  • Feature creep. Largely a function of undefined or poorly defined requirements, customers frequently want to add features and functions midway through the development process. “Because changes are so labor intensive, programmers resist these requests as much as possible in favor of offering new functions in the next product version.”

Q: What is the ideal development process from a programmer's perspective?

A: “Especially with interactivities, agile [methodology] is the way to go. Each step is a loop where the programmer creates, the customer provides feedback, and the process iterates until the customer approves, and then we move to the next stage.”

  1. We work out the initial vision and rules. As stated above, the clearer the customer's requirements, the quicker the project can proceed.
  2. Initial interface mockup of the top level and one or two second-level interactions. “More and more often we use graphics to create initial mockups before actual coding begins.” Customer feedback and approval.
  3. Coding for the top level and one or two second-level interactions. Customer feedback and approval.
  4. Programmer completes the build with small feedback loops as necessary.
  5. Complete user testing with feedback.
  6. Fixes as necessary.
  7. Final testing and approval.

Q: As an interactive programmer, what are some limitations you've encountered while trying to meet customer requirements?

A: Three things come to mind:

  • “Because programming is so rules driven, it's often not possible to build for Bloom's higher levels like analyzing, evaluating, and creating. For these levels, we can build pieces of the larger goal that can be integrated into a whole activity or process.” For example, using interactivities as the basis for discussion and problem solving.
  • “LMS integration is another concern. While SCORM is simple in concept, we have experienced multiple obstacles to making it work reliably. Many of us think [the Experience API] will provide better results.”
  • Time is probably the most limiting factor. “Even simple interactivities take two to three weeks of a programmer's time—which is someone's money. It quickly becomes a matter of return on investment. Of course, we like to repurpose and standardize some components, but that has its limitations too.”

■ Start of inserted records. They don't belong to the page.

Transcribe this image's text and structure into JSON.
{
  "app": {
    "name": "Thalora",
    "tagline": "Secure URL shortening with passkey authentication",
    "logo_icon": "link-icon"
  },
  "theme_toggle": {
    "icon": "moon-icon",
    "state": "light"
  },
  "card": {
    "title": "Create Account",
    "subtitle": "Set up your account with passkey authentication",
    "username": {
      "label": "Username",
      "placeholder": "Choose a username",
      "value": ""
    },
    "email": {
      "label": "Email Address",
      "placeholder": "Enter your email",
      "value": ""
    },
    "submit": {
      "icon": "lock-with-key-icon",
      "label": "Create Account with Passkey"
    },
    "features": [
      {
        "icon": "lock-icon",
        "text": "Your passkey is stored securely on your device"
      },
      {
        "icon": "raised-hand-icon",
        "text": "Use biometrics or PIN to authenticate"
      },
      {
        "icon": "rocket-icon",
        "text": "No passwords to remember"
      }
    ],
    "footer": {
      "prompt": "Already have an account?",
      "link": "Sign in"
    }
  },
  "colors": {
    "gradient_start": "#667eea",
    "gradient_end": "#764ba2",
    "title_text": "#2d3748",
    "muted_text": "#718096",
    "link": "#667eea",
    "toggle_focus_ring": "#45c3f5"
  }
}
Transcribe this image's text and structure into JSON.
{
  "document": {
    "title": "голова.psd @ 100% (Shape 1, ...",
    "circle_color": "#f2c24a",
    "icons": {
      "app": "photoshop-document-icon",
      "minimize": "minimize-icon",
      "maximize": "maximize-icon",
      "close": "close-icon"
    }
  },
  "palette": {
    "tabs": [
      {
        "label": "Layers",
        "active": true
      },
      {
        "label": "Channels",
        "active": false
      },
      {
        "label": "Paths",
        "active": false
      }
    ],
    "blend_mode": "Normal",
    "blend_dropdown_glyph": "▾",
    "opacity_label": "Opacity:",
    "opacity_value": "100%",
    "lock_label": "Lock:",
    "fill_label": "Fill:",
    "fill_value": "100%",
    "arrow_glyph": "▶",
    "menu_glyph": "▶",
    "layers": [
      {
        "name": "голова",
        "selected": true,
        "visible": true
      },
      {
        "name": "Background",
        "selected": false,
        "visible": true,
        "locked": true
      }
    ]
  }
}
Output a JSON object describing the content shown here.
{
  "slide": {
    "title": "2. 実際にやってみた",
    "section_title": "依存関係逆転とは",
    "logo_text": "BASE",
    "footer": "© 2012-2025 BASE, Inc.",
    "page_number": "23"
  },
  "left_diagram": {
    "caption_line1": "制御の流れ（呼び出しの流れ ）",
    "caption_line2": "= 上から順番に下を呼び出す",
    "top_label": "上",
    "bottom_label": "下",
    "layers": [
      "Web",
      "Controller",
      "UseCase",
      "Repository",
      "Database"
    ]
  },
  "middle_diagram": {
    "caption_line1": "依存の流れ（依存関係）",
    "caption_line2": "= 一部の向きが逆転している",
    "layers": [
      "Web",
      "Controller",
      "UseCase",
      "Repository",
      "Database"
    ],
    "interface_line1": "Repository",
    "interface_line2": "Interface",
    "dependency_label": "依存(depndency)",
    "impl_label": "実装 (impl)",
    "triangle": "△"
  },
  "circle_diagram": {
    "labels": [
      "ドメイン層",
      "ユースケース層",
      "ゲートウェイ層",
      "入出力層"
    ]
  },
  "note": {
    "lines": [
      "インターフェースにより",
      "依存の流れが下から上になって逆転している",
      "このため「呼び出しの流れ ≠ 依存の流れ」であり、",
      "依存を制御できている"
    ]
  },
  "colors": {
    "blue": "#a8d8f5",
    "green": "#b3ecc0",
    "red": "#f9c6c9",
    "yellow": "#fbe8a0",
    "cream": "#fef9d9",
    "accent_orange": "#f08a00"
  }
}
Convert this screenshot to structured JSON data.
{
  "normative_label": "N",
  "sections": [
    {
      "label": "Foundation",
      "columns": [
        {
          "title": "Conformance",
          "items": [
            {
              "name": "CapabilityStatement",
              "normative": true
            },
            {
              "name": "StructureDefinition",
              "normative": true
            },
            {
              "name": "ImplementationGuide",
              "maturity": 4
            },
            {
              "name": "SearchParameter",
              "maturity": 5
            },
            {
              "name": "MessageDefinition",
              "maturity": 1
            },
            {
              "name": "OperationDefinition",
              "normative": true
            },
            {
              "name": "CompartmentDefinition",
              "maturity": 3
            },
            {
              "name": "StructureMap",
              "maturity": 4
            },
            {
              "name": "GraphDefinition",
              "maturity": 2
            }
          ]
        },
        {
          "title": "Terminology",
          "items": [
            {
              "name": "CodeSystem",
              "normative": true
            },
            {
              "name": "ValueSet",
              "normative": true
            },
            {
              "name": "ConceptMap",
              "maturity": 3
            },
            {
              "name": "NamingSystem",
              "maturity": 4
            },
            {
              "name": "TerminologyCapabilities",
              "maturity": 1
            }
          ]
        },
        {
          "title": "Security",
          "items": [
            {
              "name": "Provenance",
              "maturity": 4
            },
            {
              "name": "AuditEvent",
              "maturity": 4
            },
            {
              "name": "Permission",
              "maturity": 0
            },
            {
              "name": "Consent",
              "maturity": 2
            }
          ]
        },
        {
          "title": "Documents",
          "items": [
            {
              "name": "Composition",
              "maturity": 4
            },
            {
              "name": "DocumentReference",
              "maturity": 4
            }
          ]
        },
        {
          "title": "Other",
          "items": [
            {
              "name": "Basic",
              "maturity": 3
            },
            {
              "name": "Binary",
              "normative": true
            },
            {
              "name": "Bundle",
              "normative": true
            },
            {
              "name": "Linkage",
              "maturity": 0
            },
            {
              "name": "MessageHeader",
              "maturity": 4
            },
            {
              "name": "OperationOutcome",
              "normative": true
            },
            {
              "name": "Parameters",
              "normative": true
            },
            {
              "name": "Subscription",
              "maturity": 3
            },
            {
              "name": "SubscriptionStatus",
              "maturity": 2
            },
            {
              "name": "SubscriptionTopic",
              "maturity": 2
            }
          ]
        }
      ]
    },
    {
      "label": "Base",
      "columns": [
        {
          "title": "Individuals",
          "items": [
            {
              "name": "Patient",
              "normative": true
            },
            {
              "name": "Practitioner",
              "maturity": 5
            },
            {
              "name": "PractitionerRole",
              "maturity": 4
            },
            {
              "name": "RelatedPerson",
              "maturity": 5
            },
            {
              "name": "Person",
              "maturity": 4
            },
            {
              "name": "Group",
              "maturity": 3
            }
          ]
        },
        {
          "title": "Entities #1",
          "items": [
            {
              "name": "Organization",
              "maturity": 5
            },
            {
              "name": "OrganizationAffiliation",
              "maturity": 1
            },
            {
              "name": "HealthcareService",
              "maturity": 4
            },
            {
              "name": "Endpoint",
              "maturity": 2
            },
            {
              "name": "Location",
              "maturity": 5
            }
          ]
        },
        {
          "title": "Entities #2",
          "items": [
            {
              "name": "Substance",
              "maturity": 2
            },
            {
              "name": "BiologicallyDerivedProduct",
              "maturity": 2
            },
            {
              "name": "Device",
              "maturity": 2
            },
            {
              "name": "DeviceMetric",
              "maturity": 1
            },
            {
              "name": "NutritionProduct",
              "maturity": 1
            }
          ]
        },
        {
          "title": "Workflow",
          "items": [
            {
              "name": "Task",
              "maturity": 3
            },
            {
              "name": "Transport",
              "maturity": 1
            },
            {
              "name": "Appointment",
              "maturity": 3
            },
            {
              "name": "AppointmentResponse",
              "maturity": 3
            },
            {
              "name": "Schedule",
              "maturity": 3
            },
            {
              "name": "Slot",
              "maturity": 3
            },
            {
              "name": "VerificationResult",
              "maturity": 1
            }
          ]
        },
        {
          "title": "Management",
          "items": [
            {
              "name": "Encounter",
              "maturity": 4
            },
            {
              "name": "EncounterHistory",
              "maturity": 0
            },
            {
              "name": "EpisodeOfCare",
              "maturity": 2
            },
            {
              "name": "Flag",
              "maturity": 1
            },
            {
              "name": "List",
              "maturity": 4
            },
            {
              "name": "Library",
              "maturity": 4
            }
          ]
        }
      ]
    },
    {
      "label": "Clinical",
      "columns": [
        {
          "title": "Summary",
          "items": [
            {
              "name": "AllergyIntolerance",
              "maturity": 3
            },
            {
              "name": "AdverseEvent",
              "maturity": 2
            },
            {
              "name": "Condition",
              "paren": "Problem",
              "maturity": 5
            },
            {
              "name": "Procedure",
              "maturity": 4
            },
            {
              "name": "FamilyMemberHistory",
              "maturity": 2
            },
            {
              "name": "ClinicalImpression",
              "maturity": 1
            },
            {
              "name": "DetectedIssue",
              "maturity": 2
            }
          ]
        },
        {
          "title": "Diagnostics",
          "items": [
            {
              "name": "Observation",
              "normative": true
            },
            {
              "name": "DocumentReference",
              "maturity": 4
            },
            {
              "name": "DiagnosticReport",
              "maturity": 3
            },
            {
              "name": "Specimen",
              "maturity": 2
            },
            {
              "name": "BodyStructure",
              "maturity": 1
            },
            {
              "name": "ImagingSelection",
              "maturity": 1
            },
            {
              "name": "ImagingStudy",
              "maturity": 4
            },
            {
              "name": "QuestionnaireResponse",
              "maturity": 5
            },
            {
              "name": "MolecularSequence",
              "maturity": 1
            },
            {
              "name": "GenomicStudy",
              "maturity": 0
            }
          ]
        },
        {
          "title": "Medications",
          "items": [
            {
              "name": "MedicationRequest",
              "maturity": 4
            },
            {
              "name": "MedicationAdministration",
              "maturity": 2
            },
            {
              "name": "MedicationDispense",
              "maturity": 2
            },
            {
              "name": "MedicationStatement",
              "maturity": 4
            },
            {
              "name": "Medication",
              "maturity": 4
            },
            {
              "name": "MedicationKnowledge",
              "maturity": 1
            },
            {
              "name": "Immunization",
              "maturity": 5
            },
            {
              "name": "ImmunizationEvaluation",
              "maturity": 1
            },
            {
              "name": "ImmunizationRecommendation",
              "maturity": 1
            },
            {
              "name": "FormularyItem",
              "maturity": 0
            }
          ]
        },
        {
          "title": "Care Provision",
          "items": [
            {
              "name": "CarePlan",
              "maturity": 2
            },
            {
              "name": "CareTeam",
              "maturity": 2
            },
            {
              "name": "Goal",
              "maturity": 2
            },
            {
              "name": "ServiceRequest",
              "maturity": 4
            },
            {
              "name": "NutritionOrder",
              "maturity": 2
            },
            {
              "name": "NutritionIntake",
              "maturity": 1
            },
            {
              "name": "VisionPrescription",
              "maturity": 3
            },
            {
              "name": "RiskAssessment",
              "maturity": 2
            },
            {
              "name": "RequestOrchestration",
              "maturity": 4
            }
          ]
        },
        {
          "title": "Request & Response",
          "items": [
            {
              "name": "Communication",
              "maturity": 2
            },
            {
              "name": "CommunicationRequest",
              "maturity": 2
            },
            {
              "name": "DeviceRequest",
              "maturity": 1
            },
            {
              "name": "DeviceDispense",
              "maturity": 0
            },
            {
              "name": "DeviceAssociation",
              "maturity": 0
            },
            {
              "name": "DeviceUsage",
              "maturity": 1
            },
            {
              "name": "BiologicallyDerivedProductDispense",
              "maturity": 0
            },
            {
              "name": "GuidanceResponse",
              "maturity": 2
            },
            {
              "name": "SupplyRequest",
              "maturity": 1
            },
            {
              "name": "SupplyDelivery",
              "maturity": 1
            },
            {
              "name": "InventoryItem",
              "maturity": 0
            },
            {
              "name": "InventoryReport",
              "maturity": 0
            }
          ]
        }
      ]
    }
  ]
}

Whether you are working with coders, HTML pages, or authoring tools, it helps tremendously to structure your programmed interactions into components and their interactions with the end-user. This is the realm of the instructional designer or business consultant working with the customer. The construction, the coding and linking, follow.


Aldrich, Clark. Simulations and the Future of Learning: An Innovative (and Perhaps Revolutionary) Approach to e-Learning. San Francisco: Pfeiffer, 2004.

Kiili, Kristian. “Participatory multimedia learning: Engaging learners.” Australasian Journal of Educational Technology. 2005.

Moreno, Roxana and Richard Mayer. “Interactive Multimodal Learning Environments. Special Issue on Interactive Learning Environments: Contemporary Issues and Trends.” Educational Psychology Review, 19(3). 2007.